A collection of Churchill’s watercolors, including ones he painted at the Surf Club, compose the exhibit “A Man for All Seasons: The Art of Winston Churchill,” opening Saturday, Dec. 2, at the Society of the Four Arts in Palm Beach. Churchill painted some 500 watercolors between 1915 and his death in 1965, 28 of which will be displayed inside the Esther B. O’Keeffe Gallery.
The watercolors, which Churchill dubbed “joy rides in a paint-box,” became a refuge for the firebrand leader before and after the war. “Whatever the worries of the hour or the threats of the future, once the picture has begun to flow along, there is no room for them in the mental screen,” Churchill wrote.
Churchill is trending again these days. Hollywood this year released a pair of biopics about him, including “Churchill” and “The Darkest Hour,” the latter starring Gary Oldman, well disguised behind fake jowls and a receding hairline. It opened Nov. 22.
The show, organized by the National Churchill Museum at Westminster College in Fulton, Mo., will be accompanied by rare photos, wartime film clips, portraits and other historic memorabilia. Churchill’s granddaughter, Edwina Sandys, will discuss her grandfather’s life and art during a Dec. 9 lecture.
When: Saturday, Dec. 2, through Jan. 14 (art lecture at 11 a.m. Dec. 9)
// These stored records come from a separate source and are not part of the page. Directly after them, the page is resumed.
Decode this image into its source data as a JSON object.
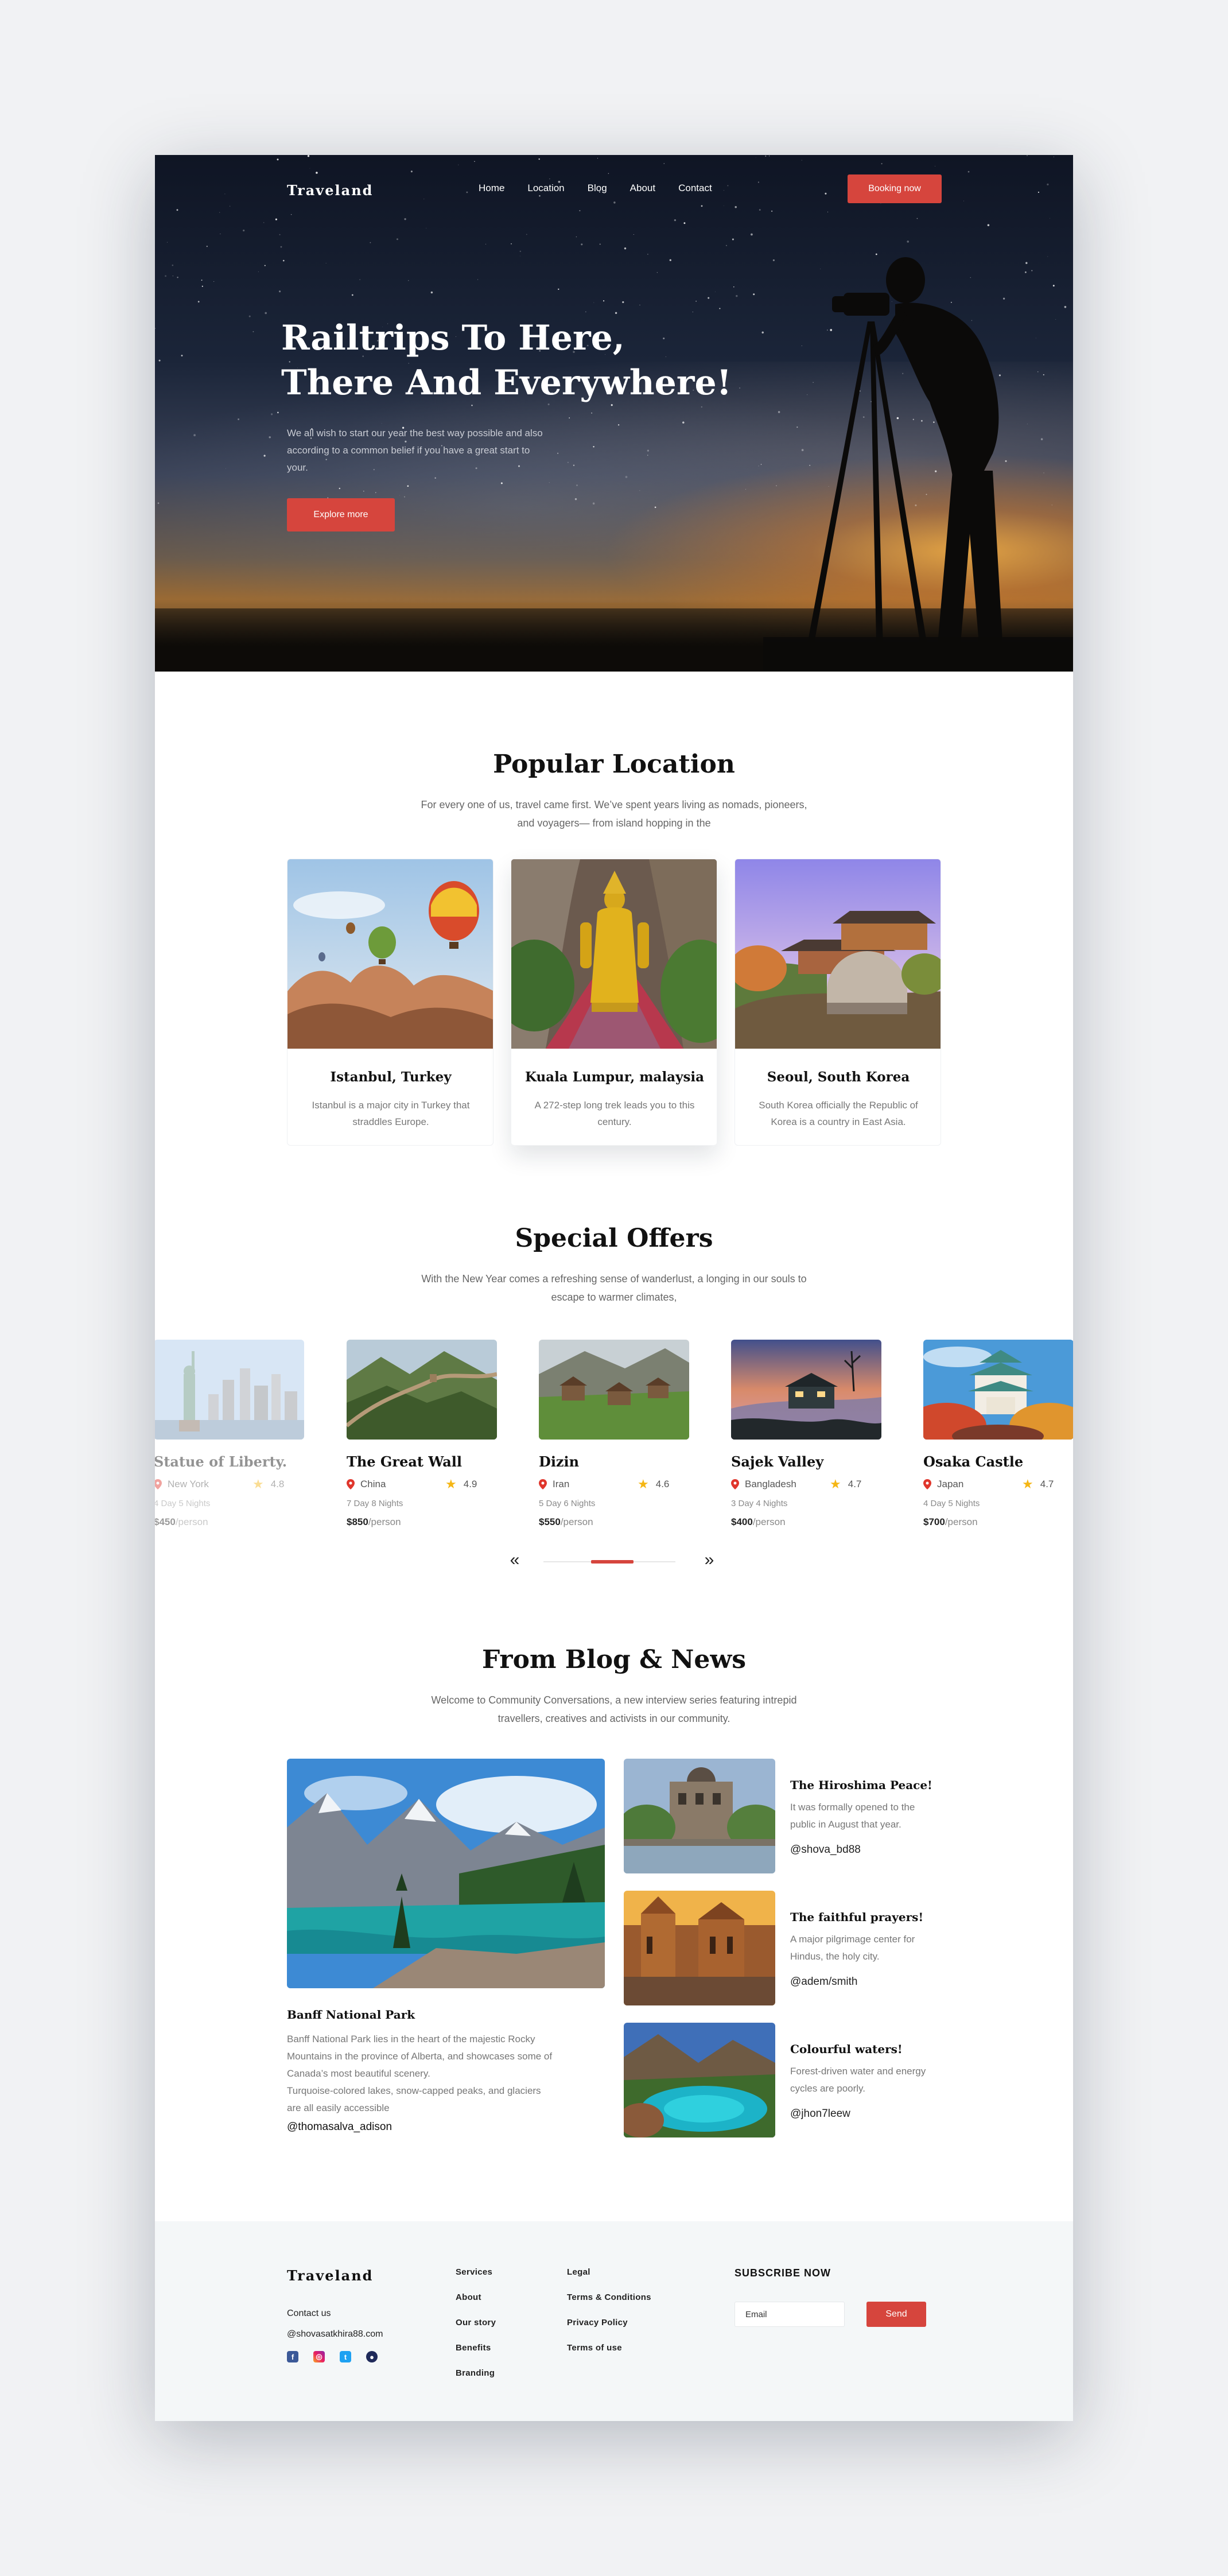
{
  "header": {
    "logo": "Traveland",
    "nav": [
      "Home",
      "Location",
      "Blog",
      "About",
      "Contact"
    ],
    "booking_label": "Booking now"
  },
  "hero": {
    "title": "Railtrips To Here,\nThere And Everywhere!",
    "lead": "We all wish to start our year the best way possible and also according to a common belief if you have a great start to your.",
    "cta": "Explore more"
  },
  "popular": {
    "title": "Popular Location",
    "subtitle": "For every one of us, travel came first. We’ve spent years living as nomads, pioneers, and voyagers— from island hopping in the",
    "cards": [
      {
        "name": "Istanbul, Turkey",
        "desc": "Istanbul is a major city in Turkey that straddles Europe."
      },
      {
        "name": "Kuala Lumpur, malaysia",
        "desc": "A 272-step long trek leads you to this century."
      },
      {
        "name": "Seoul, South Korea",
        "desc": "South Korea officially the Republic of Korea is a country in East Asia."
      }
    ]
  },
  "offers": {
    "title": "Special Offers",
    "subtitle": "With the New Year comes a refreshing sense of wanderlust, a longing in our souls to escape to warmer climates,",
    "items": [
      {
        "title": "Statue of Liberty.",
        "country": "New York",
        "rating": "4.8",
        "nights": "4 Day 5 Nights",
        "price": "$450",
        "per": "/person"
      },
      {
        "title": "The Great Wall",
        "country": "China",
        "rating": "4.9",
        "nights": "7 Day 8 Nights",
        "price": "$850",
        "per": "/person"
      },
      {
        "title": "Dizin",
        "country": "Iran",
        "rating": "4.6",
        "nights": "5 Day 6 Nights",
        "price": "$550",
        "per": "/person"
      },
      {
        "title": "Sajek Valley",
        "country": "Bangladesh",
        "rating": "4.7",
        "nights": "3 Day 4 Nights",
        "price": "$400",
        "per": "/person"
      },
      {
        "title": "Osaka Castle",
        "country": "Japan",
        "rating": "4.7",
        "nights": "4 Day 5 Nights",
        "price": "$700",
        "per": "/person"
      }
    ],
    "prev": "«",
    "next": "»",
    "slider_position": 0.5
  },
  "blog": {
    "title": "From Blog & News",
    "subtitle": "Welcome to Community Conversations, a new interview series featuring intrepid travellers, creatives and activists in our community.",
    "main": {
      "title": "Banff National Park",
      "text": "Banff National Park lies in the heart of the majestic Rocky Mountains in the province of Alberta, and showcases some of Canada’s most beautiful scenery.\nTurquoise-colored lakes, snow-capped peaks, and glaciers are all easily accessible",
      "author": "@thomasalva_adison"
    },
    "side": [
      {
        "title": "The Hiroshima Peace!",
        "text": "It was formally opened to the public in August that year.",
        "author": "@shova_bd88"
      },
      {
        "title": "The faithful prayers!",
        "text": "A major pilgrimage center for Hindus, the holy city.",
        "author": "@adem/smith"
      },
      {
        "title": "Colourful waters!",
        "text": "Forest-driven water and energy cycles are poorly.",
        "author": "@jhon7leew"
      }
    ]
  },
  "footer": {
    "logo": "Traveland",
    "contact_label": "Contact us",
    "contact_email": "@shovasatkhira88.com",
    "col1": [
      "Services",
      "About",
      "Our story",
      "Benefits",
      "Branding"
    ],
    "col2": [
      "Legal",
      "Terms & Conditions",
      "Privacy Policy",
      "Terms of use"
    ],
    "subscribe_title": "SUBSCRIBE NOW",
    "email_placeholder": "Email",
    "send_label": "Send",
    "socials": [
      "facebook-icon",
      "instagram-icon",
      "twitter-icon",
      "dribbble-icon"
    ]
  },
  "colors": {
    "accent": "#d6453d",
    "star": "#f5b614",
    "footer_bg": "#f4f7f8"
  }
}
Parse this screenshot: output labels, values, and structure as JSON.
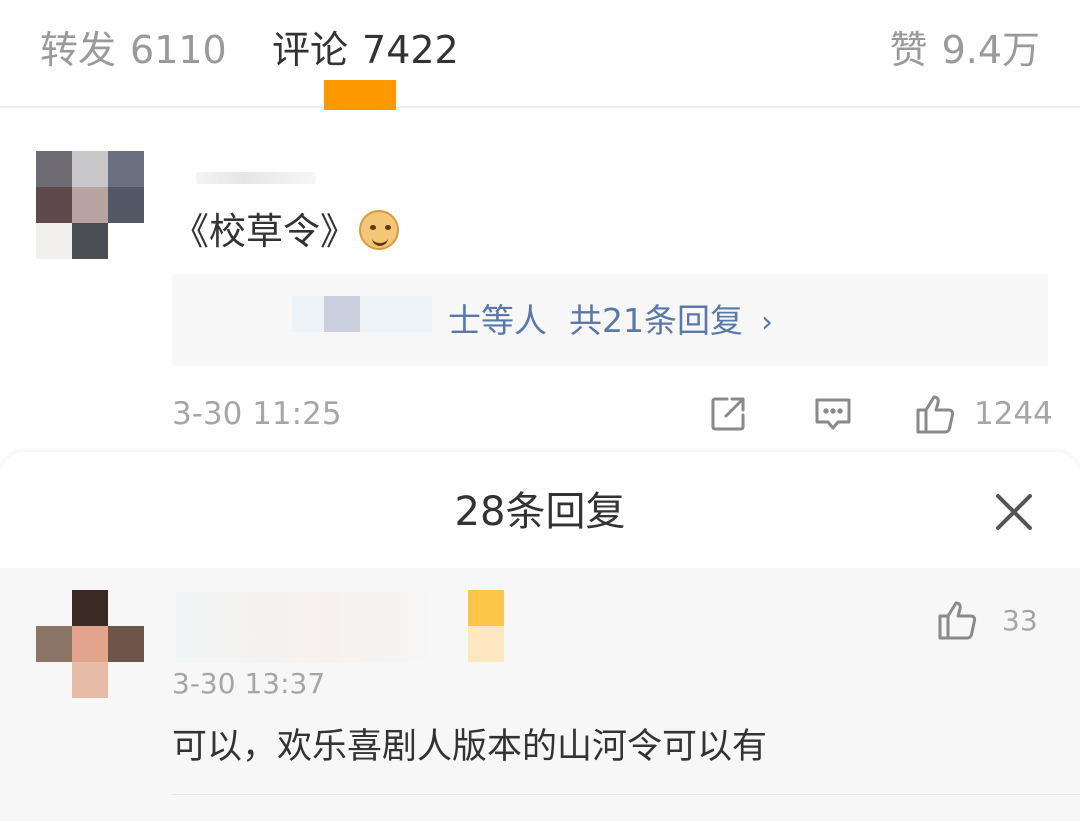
{
  "tabs": {
    "repost": {
      "label": "转发",
      "count": "6110"
    },
    "comment": {
      "label": "评论",
      "count": "7422"
    },
    "like": {
      "label": "赞",
      "count": "9.4万"
    },
    "indicator_color": "#ff9900"
  },
  "comment": {
    "avatar": "mosaic-avatar",
    "text": "《校草令》",
    "emoji": "doge-emoji",
    "replies_summary": {
      "names_suffix": "士等人",
      "total": "共21条回复",
      "chevron": "chevron-right-icon"
    },
    "time": "3-30 11:25",
    "actions": {
      "share_icon": "share-icon",
      "comment_icon": "comment-icon",
      "like_icon": "thumbs-up-icon",
      "like_count": "1244"
    }
  },
  "reply_sheet": {
    "title": "28条回复",
    "close_icon": "close-icon",
    "replies": [
      {
        "avatar": "mosaic-avatar",
        "time": "3-30 13:37",
        "like_icon": "thumbs-up-icon",
        "like_count": "33",
        "text": "可以，欢乐喜剧人版本的山河令可以有"
      }
    ]
  }
}
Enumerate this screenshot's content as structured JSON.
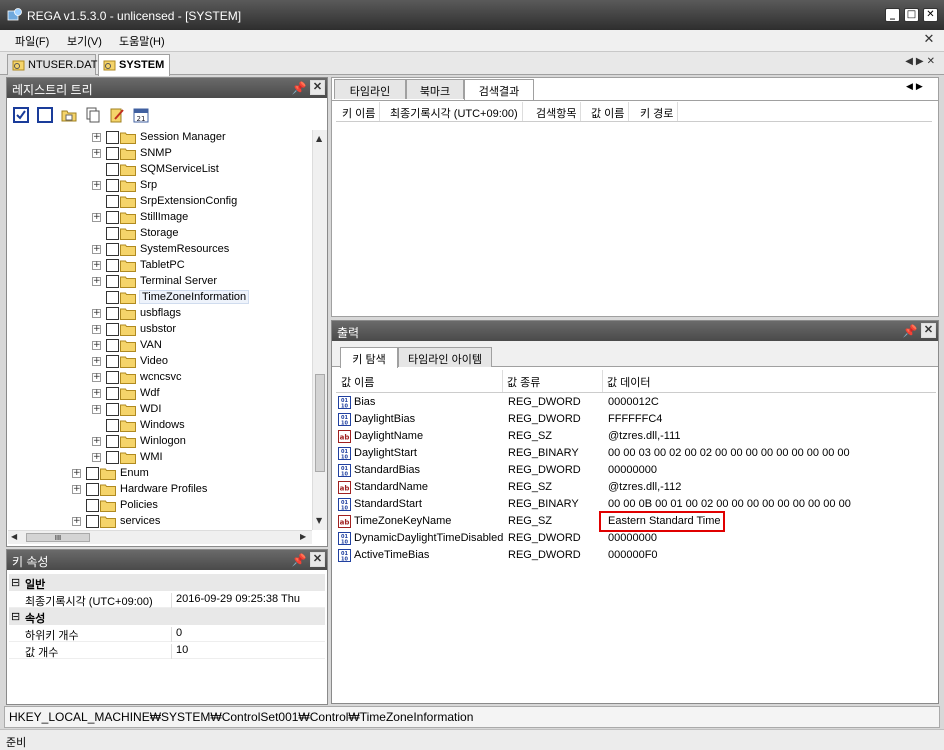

Where: The Esther B. O’Keeffe Gallery at Society for the Four Arts, 2 Four Arts Plaza, Palm Beach